| Exercise aim |
Print out the entries, word for word.

*** Records provided Section Begins ***

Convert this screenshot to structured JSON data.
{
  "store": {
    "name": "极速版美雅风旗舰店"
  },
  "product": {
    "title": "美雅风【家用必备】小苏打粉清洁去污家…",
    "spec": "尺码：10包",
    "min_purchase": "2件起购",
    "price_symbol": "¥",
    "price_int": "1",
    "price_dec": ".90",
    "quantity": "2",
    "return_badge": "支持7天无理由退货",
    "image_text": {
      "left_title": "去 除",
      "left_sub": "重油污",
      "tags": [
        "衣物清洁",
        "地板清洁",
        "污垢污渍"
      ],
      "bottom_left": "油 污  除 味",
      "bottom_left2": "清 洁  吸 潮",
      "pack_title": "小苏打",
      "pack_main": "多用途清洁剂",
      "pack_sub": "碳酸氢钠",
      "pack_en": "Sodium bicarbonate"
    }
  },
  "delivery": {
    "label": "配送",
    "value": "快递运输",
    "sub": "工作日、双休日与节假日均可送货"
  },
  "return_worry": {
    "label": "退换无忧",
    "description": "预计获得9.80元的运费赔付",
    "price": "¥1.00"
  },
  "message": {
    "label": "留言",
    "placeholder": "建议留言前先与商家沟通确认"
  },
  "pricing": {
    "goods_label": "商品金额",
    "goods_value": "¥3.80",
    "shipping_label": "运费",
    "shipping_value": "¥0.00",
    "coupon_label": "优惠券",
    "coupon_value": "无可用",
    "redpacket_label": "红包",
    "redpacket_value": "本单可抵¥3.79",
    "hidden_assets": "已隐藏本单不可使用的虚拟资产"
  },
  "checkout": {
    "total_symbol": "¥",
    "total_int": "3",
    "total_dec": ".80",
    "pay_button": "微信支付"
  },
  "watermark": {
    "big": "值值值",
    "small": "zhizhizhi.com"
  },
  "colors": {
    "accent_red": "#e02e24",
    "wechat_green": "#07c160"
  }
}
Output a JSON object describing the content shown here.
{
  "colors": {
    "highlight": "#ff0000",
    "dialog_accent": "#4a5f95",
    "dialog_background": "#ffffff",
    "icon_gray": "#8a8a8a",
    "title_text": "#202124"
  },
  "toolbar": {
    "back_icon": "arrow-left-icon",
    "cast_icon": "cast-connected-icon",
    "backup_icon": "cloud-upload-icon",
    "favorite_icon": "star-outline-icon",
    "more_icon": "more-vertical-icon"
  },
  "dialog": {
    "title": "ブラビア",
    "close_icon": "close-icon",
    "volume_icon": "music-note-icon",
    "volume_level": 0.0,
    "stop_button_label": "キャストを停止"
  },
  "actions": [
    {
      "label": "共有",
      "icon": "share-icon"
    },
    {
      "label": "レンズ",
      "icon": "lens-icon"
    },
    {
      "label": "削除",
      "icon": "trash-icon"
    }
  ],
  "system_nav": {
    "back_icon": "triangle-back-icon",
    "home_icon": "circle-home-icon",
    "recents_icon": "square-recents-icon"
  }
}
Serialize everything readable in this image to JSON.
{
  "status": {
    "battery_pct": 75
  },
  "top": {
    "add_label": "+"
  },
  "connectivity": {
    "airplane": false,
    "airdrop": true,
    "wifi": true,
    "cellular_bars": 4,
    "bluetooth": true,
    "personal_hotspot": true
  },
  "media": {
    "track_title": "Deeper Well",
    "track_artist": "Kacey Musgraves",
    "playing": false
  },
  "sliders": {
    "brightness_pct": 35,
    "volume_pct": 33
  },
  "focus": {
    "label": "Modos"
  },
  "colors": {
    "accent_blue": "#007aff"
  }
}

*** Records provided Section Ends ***

| Answer |
Convert this screenshot to structured JSON data.
{
  "store": {
    "name": "极速版美雅风旗舰店"
  },
  "product": {
    "title": "美雅风【家用必备】小苏打粉清洁去污家…",
    "spec": "尺码：10包",
    "min_purchase": "2件起购",
    "price_symbol": "¥",
    "price_int": "1",
    "price_dec": ".90",
    "quantity": "2",
    "return_badge": "支持7天无理由退货",
    "image_text": {
      "left_title": "去 除",
      "left_sub": "重油污",
      "tags": [
        "衣物清洁",
        "地板清洁",
        "污垢污渍"
      ],
      "bottom_left": "油 污  除 味",
      "bottom_left2": "清 洁  吸 潮",
      "pack_title": "小苏打",
      "pack_main": "多用途清洁剂",
      "pack_sub": "碳酸氢钠",
      "pack_en": "Sodium bicarbonate"
    }
  },
  "delivery": {
    "label": "配送",
    "value": "快递运输",
    "sub": "工作日、双休日与节假日均可送货"
  },
  "return_worry": {
    "label": "退换无忧",
    "description": "预计获得9.80元的运费赔付",
    "price": "¥1.00"
  },
  "message": {
    "label": "留言",
    "placeholder": "建议留言前先与商家沟通确认"
  },
  "pricing": {
    "goods_label": "商品金额",
    "goods_value": "¥3.80",
    "shipping_label": "运费",
    "shipping_value": "¥0.00",
    "coupon_label": "优惠券",
    "coupon_value": "无可用",
    "redpacket_label": "红包",
    "redpacket_value": "本单可抵¥3.79",
    "hidden_assets": "已隐藏本单不可使用的虚拟资产"
  },
  "checkout": {
    "total_symbol": "¥",
    "total_int": "3",
    "total_dec": ".80",
    "pay_button": "微信支付"
  },
  "watermark": {
    "big": "值值值",
    "small": "zhizhizhi.com"
  },
  "colors": {
    "accent_red": "#e02e24",
    "wechat_green": "#07c160"
  }
}
Output a JSON object describing the content shown here.
{
  "colors": {
    "highlight": "#ff0000",
    "dialog_accent": "#4a5f95",
    "dialog_background": "#ffffff",
    "icon_gray": "#8a8a8a",
    "title_text": "#202124"
  },
  "toolbar": {
    "back_icon": "arrow-left-icon",
    "cast_icon": "cast-connected-icon",
    "backup_icon": "cloud-upload-icon",
    "favorite_icon": "star-outline-icon",
    "more_icon": "more-vertical-icon"
  },
  "dialog": {
    "title": "ブラビア",
    "close_icon": "close-icon",
    "volume_icon": "music-note-icon",
    "volume_level": 0.0,
    "stop_button_label": "キャストを停止"
  },
  "actions": [
    {
      "label": "共有",
      "icon": "share-icon"
    },
    {
      "label": "レンズ",
      "icon": "lens-icon"
    },
    {
      "label": "削除",
      "icon": "trash-icon"
    }
  ],
  "system_nav": {
    "back_icon": "triangle-back-icon",
    "home_icon": "circle-home-icon",
    "recents_icon": "square-recents-icon"
  }
}
Serialize everything readable in this image to JSON.
{
  "status": {
    "battery_pct": 75
  },
  "top": {
    "add_label": "+"
  },
  "connectivity": {
    "airplane": false,
    "airdrop": true,
    "wifi": true,
    "cellular_bars": 4,
    "bluetooth": true,
    "personal_hotspot": true
  },
  "media": {
    "track_title": "Deeper Well",
    "track_artist": "Kacey Musgraves",
    "playing": false
  },
  "sliders": {
    "brightness_pct": 35,
    "volume_pct": 33
  },
  "focus": {
    "label": "Modos"
  },
  "colors": {
    "accent_blue": "#007aff"
  }
}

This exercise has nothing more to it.